COLUMBUS, Ohio — A ballot battle in Ohio that pits the union rights of public workers against Republican efforts to shrink government and limit organized labor's reach culminates Tuesday in a vote with political consequences from statehouses to Pennsylvania Avenue.
A question called Issue 2 asks voters to accept or reject a voluminous rewrite of Ohio's collective bargaining law that GOP Gov. John Kasich signed in March, less than three months after his party regained power in the closely divided swing state.
Thousands descended on the Statehouse in protest of the legislation known as Senate Bill 5, prompting state officials at one point to lock the doors out of concern for lawmakers' safety.
The legislation affects more than 350,000 police, firefighters, teachers, nurses and other government workers. It sets mandatory health care and pension minimums for unionized government employees, bans public worker strikes, scraps binding arbitration and prohibits basing promotions solely on seniority.
By including police and firefighters, Ohio's bill went further than Wisconsin's, which was the first in a series of union-limiting measures plugged by Republican governors this year as they faced deep budget holes and a tea party movement fed up with government excess. Democratic governors, including New York's Andrew Cuomo and Connecticut's Dannel Malloy, have also faced down their public employee unions in attempts to rein in costs.
That's why labor badly needs a win in Ohio, said Lee Adler, who teaches labor issues at Cornell University's New York State School of Industrial and Labor Relations.
"If the governor of Ohio is able to hold the line on the legislation that was passed, then it would be a very significant setback for public sector workers and public sector unions in the U.S.," he said. "Likewise, if the other result happens, then it would certainly provide a considerable amount of hope that, with the proper kind of mobilization and the proper kind of targeting, some of the retrenchment that has been directed at public sector workers can be combated."
Victory could also galvanize support and build energy within the Democratic-leaning labor movement ahead of the 2012 presidential election, a potential boon for President Obama's re-election effort.
We Are Ohio, the labor-backed coalition fighting the law, had raised more than $24 million as of mid-October — more than Obama, John McCain and 18 other presidential contenders raised in combined Ohio contributions during the 2008 presidential election, according to Federal Election Commission data.
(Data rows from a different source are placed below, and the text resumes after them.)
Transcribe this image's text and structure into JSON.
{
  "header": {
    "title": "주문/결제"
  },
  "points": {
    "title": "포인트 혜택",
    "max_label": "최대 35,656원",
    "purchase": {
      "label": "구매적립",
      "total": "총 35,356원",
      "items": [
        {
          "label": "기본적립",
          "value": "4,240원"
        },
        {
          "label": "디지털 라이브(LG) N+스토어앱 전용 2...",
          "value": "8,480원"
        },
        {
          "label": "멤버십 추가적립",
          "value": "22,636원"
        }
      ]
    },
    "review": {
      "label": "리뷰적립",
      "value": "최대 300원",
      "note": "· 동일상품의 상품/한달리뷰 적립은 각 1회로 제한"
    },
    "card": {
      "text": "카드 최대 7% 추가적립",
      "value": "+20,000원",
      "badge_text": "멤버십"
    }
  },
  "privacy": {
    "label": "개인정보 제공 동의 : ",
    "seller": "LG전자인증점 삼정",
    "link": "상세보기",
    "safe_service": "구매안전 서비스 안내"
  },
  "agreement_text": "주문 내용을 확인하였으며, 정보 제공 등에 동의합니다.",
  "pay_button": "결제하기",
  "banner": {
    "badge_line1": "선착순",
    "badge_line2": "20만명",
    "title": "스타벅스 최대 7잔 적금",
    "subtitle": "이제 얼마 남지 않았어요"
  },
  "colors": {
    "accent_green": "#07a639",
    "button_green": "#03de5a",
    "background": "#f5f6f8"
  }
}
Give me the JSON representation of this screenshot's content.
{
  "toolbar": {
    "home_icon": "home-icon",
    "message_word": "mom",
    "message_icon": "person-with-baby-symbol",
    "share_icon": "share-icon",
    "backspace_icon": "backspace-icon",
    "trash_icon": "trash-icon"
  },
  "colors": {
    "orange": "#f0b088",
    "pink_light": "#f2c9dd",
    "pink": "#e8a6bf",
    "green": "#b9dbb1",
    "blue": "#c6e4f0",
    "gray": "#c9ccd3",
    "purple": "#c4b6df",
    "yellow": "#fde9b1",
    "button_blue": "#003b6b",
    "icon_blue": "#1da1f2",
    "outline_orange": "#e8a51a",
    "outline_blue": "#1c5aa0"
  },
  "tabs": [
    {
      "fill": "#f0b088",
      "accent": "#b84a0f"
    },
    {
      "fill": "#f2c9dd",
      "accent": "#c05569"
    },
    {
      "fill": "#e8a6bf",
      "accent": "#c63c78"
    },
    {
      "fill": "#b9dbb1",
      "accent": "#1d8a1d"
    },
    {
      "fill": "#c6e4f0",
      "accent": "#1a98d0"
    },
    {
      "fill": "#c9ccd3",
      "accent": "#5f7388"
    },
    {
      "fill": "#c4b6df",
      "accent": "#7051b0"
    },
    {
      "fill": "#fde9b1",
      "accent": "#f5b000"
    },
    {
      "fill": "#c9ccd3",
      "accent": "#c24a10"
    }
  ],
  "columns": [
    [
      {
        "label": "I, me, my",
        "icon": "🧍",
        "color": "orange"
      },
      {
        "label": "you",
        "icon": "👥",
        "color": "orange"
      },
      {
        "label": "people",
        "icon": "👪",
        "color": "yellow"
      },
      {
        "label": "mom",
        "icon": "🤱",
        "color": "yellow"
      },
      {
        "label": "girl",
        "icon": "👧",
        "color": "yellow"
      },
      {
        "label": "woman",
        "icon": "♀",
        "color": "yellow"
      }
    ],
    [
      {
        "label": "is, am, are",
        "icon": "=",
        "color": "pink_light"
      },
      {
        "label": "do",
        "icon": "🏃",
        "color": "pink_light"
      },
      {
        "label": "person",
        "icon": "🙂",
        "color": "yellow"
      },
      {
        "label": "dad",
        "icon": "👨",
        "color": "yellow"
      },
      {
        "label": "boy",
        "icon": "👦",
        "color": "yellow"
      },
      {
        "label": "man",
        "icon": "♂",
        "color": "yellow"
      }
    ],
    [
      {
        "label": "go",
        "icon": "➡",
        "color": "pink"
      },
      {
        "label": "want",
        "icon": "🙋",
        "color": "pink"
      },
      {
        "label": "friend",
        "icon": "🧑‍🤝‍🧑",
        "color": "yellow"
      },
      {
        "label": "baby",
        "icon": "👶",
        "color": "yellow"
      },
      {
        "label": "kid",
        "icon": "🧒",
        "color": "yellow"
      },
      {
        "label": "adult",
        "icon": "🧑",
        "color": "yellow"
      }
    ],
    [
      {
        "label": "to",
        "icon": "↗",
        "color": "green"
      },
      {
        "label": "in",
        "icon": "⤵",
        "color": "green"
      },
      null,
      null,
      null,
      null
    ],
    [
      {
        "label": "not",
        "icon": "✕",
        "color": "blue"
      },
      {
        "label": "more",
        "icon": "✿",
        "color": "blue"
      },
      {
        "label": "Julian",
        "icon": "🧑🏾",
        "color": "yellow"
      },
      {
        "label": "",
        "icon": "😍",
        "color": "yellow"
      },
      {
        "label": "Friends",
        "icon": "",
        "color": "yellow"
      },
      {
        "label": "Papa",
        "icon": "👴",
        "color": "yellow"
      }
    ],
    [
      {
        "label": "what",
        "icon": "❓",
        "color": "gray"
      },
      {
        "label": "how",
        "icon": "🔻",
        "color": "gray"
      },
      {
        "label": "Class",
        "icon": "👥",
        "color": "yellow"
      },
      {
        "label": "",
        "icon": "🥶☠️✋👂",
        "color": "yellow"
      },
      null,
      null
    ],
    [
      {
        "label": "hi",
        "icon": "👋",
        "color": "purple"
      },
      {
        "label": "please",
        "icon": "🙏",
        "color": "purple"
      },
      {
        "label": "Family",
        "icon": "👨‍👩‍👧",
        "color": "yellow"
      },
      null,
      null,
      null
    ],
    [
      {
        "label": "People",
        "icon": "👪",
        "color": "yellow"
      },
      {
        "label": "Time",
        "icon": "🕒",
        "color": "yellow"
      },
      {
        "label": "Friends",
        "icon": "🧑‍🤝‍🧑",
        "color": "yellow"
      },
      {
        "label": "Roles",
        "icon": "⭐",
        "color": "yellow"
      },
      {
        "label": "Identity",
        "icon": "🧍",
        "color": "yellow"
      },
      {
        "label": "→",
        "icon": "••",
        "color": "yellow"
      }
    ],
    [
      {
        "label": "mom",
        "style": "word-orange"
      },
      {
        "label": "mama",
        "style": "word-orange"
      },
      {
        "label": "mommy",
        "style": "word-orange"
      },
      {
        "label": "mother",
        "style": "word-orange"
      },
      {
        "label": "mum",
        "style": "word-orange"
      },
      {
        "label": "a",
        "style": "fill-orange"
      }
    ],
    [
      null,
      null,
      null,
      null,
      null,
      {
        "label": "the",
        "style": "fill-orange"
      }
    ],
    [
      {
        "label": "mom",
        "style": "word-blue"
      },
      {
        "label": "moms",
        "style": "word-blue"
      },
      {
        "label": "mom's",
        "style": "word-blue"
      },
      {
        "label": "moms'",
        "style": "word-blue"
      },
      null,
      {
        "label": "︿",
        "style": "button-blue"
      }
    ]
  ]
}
Building a Better Ohio, the business-fueled proponent campaign, has raised $8 million. Outside groups including FreedomWorks, Americans for Prosperity and the Virginia-based Alliance for America's Future are also rallying support for the law.